A wealthy, cheating husband is found murdered in his penthouse apartment. The police soon arrest a suspect, but the victim's downstairs neighbor believes the man is innocent and sets out to... See full summary »
William Collier Jr.,
A sinister character boards the Rome Express on the trail of a valuable Van Dyck painting, recently stolen from a Paris gallery. Much to his annoyance he finds the train populated with a ... See full summary »
Elna Curry, once a concert pianist, develops an unfounded jealousy of neighbor, Trudie Morrow. Elna who suffers from neurasthenia, believes that Trudie is having an affair with her husband,... See full summary »
Kay Murdock (Lynn Bari) strolls into the Dixie Bar in Shanghai on November 1, 1941 and asks the bartender for a letter addressed to Captain Larsen, and is referred to Roy Bonnell (Preston ... See full summary »
Chick Williams, a prohibition gangster, rejoins his mob soon after being released from prison. When a policeman is murdered during a robbery, he falls under suspicion. The gangster took ... See full summary »
Artist Jimmy Hudson (Cary Grant) is stuck in Mexico unable to pay his hotel bill. Meanwhile, Louise Fuller (Grace Moore) opera singer is stuck in the same town unable to return to the US ... See full summary »
During the Japanese invasion of the Philippines, a few Americans and a Filipino guerrilla unit seize a Japanese jungle base and use the radio transmitter to broadcast anti-Japanese propaganda, prompting retaliatory Japanese attacks.
William K. Howard was given the task of turning a popular radio serial into a movie, and succeeded. A carefully-written script that actually paid attention to the way cases are tried was the first step. Some great support, particularly Skeets Gallegher and the always fascinating Zasu Pitts helps. A restless camera helps keep up speed, and some interesting sets -- particularly the nightclub set -- make this a fine movie, even if the leads, who became lovers more than twenty years later, had no memory of working together on this one.

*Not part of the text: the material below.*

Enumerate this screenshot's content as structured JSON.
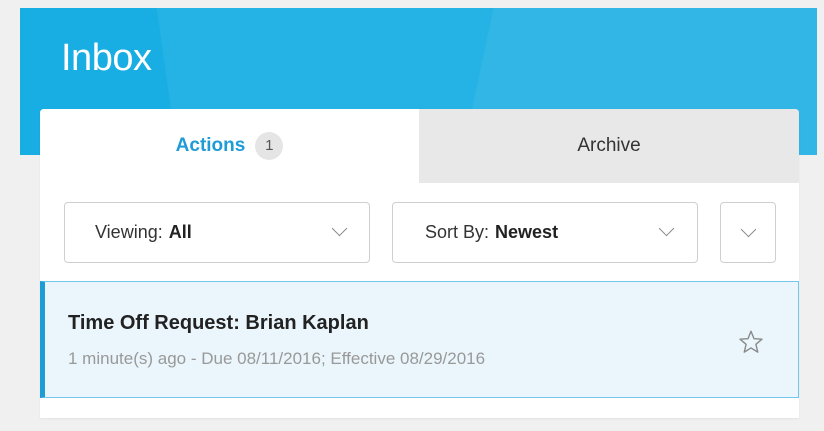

I wish to call your attention, if you ever have the chance to see this movie -- it is very rare and the one print I saw was a 16 mm. print, blurry as you would expect -- to the swish cuts. A swish cut is when the camera starts to pan away, then the illusion of high speed movement starts and when the camera slows down it is panning into a new shot -- maybe a quarter second elapses. It adds tremendous excitement to a sequence and Howard uses a lot of them here.
Unhappily, a lot of editing techniques for shot changes were on their ways out. By about 1935, Hollywood had settled on the now-standard techniques, except for a few movies which attempt to evoke the older movies. A loss to film grammar, but what can we do about it now, except to enjoy these techniques when we see them?
May 20 2010: I just noticed a modern use of the swish cut: any Doctor Who fan out there should take a look at Season 5 Episode 4 for the use of one, four minutes into the proceedings.
13 of 13 people found this review helpful.
Was this review helpful to you?
| Report this